"That's unbelievable," one mosher commented loudly as the show went to break, and the pit quickly seconded her. More one-of-kind moments kept that pit energy high — the reunion of the Beach Boys, who performed with Maroon 5 and Foster The People; Carrie Underwood’s duet with Tony Bennett; and perhaps the most anticipated performance of the night, Adele's return to the GRAMMY stage. All performers and winners had their fans in the pit, but everyone seemed to be united in rooting for Adele. When she won her second GRAMMY of the night and told the crowd, "This is ridiculous," the pit responded by shouting, "No it isn't!"
Another bonus of the evening for the pit people was a series of even closer interactions with artists. Host LL Cool J fist-bumped moshers whenever he had the chance, Sir Paul McCartney high-fived a lucky few, members of the Band Perry wanted to know what after-party moshers were going to, and Drake made himself at home right down in the pit in preparation for his presentation of Nicki Minaj's incredibly theatrical performance. Moshers even helped a clearly distraught Jennifer Hudson down the stage stairs after her stops-out performance of "I Will Always Love You" in tribute to Whitney Houston.

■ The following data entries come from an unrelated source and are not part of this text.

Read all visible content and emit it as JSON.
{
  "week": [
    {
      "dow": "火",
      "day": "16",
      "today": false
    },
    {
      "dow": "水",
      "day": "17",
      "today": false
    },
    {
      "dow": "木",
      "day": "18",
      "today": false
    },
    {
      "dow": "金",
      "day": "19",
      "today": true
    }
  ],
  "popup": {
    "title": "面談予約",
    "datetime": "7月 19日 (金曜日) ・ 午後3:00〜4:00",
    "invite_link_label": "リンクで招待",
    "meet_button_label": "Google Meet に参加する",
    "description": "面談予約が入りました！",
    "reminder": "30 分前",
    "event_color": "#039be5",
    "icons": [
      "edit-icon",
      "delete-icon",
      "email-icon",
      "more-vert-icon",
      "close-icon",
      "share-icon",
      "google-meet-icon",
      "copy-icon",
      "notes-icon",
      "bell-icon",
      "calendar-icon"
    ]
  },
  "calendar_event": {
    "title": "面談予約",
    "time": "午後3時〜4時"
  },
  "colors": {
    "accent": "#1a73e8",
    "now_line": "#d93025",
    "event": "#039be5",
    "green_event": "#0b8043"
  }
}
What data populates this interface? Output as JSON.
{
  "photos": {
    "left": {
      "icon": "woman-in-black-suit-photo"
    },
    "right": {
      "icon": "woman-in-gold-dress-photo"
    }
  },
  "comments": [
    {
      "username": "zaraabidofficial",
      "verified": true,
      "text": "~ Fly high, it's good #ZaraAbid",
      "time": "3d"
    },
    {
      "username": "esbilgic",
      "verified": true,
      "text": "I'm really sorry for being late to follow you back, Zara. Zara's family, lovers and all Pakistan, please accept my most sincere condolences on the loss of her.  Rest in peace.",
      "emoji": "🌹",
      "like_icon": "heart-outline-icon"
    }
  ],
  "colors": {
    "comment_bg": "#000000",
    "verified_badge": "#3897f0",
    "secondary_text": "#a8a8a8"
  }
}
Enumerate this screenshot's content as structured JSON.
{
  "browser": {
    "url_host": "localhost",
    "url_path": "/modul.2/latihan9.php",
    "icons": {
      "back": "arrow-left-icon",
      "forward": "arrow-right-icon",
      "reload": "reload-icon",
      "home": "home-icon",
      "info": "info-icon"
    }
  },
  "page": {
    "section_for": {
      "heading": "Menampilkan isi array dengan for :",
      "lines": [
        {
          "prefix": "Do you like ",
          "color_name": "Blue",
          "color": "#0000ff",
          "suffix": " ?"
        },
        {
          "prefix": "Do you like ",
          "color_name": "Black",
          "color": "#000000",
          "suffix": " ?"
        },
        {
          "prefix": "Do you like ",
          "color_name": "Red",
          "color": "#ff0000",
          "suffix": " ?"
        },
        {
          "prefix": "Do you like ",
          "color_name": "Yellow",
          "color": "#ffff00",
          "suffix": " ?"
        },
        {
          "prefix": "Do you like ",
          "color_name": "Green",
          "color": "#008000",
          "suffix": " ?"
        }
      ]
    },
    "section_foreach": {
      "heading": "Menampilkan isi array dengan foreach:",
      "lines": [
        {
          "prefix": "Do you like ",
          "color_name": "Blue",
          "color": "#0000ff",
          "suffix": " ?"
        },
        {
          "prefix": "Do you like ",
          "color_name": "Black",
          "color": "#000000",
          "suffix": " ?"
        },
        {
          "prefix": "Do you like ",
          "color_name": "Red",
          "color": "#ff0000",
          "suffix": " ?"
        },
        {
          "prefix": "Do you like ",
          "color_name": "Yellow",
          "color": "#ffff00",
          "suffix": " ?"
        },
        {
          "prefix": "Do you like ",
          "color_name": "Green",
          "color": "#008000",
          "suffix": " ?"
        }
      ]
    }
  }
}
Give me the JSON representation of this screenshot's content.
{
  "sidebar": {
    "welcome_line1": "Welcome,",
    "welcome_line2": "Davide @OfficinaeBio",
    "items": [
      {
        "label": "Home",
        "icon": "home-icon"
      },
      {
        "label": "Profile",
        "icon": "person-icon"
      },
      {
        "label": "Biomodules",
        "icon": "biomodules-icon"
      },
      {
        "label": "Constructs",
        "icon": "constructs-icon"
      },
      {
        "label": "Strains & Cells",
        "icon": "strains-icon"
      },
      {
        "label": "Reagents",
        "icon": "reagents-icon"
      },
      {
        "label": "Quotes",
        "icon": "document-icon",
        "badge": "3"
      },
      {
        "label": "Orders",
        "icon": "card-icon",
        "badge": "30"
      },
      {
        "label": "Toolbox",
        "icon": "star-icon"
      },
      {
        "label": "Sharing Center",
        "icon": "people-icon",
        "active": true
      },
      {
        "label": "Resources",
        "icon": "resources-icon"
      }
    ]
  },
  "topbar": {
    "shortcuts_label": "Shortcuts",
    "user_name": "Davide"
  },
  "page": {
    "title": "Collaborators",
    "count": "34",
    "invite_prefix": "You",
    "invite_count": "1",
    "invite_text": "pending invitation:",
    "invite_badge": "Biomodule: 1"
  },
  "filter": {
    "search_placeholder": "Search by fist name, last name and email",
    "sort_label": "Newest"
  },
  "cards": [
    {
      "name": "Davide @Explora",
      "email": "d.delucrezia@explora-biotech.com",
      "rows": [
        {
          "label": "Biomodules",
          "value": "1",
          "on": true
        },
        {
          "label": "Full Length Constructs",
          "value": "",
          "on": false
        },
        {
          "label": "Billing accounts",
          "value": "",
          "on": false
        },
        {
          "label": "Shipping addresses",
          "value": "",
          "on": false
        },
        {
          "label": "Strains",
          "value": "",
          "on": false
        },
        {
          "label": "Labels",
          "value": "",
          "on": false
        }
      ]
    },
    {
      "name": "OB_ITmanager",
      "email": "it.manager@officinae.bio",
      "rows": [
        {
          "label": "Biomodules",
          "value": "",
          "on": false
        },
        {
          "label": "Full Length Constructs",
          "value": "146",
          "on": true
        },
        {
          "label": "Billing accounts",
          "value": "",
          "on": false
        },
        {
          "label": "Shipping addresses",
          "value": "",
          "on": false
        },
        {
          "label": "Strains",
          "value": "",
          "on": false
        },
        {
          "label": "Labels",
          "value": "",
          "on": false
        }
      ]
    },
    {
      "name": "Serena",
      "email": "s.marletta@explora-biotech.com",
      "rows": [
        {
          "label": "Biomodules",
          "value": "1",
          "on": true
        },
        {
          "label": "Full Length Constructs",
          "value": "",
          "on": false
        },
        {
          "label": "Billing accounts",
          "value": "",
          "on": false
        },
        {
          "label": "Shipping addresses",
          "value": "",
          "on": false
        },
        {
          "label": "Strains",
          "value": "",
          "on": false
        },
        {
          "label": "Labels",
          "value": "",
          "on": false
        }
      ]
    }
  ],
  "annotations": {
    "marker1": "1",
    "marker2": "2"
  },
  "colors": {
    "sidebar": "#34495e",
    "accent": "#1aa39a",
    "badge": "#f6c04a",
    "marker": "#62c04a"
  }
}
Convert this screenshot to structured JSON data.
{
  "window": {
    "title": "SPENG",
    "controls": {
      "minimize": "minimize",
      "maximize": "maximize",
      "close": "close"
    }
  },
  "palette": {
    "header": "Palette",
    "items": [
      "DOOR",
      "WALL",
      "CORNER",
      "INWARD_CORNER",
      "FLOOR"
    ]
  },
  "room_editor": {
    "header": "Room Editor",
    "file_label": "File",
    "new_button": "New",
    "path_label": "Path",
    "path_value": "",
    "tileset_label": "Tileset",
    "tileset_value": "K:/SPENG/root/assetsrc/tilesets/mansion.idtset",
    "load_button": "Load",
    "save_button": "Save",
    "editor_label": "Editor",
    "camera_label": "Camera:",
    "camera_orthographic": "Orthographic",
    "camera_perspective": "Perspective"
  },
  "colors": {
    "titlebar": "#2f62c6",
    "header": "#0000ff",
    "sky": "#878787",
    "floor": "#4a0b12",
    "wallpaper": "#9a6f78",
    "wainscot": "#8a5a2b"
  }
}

While Houston's death was still fresh news, and was acknowledged by many of those on the GRAMMY stage tonight, LL Cool J had set the tone early on by saying that while the loss of Houston was "a death in the family" the best way to handle that loss was through a celebration of music. By the time Sir Paul closed out the show with the medley from side two (in vinyl speak) of Abbey Road, that celebration was truly epic. Joined onstage by Bruce Springsteen, Joe Walsh and Dave Grohl, McCartney and his band brought the show to an explosive close that really did demonstrate — to those in the pit and far beyond — the power of music.
As the time came for the moshers to leave the pit and return to real life, one said, "It was pretty amazing just to be here and be a part of things. But the music made it awesome."